» EXERCISE DIRECTIONS:
Look through the records below, and whenever a line contains "name", copy it.

» PROVIDED RECORDS:

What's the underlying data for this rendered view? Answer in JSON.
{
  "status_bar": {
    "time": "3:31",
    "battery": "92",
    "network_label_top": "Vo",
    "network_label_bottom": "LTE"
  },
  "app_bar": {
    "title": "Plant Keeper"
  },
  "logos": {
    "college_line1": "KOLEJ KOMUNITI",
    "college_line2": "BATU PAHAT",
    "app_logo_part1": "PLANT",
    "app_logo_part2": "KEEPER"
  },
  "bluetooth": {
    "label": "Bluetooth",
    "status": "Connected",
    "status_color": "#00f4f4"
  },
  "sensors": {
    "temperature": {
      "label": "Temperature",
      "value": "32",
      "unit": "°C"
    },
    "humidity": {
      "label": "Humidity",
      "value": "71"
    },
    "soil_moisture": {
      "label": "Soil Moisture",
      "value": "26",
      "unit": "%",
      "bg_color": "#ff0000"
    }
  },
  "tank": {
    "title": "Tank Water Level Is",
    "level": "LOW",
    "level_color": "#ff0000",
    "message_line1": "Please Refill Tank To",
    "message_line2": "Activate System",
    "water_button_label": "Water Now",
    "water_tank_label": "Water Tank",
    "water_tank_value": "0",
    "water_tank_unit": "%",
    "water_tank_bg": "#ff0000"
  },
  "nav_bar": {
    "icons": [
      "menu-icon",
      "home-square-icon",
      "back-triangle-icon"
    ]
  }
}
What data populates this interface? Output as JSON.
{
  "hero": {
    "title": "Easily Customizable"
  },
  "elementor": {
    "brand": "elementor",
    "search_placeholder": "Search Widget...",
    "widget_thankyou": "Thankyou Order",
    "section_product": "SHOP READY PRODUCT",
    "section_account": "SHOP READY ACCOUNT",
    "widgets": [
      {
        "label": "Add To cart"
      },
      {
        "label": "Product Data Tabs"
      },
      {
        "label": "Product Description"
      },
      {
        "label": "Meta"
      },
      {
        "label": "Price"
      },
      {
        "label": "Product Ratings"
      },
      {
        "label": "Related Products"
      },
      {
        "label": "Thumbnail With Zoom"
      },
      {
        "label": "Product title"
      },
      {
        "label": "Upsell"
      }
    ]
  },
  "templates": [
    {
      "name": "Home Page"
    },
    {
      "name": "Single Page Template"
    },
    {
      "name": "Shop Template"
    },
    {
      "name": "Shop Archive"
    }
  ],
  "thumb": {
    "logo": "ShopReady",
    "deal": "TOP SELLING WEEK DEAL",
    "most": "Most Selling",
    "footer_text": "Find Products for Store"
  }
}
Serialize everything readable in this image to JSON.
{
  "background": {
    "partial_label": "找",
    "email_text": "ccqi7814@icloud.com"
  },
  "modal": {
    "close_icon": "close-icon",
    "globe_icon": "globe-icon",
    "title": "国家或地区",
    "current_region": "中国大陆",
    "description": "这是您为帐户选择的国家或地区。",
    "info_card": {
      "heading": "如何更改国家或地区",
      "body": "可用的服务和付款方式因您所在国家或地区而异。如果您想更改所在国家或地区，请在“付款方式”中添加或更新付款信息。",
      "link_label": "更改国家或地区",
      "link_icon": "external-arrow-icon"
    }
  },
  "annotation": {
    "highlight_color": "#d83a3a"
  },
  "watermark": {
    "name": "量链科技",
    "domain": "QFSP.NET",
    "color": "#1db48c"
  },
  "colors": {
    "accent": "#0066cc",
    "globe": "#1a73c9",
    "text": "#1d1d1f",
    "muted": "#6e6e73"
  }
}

» EXERCISE RESPONSE:
      "name": "Home Page"
      "name": "Single Page Template"
      "name": "Shop Template"
      "name": "Shop Archive"
    "name": "量链科技",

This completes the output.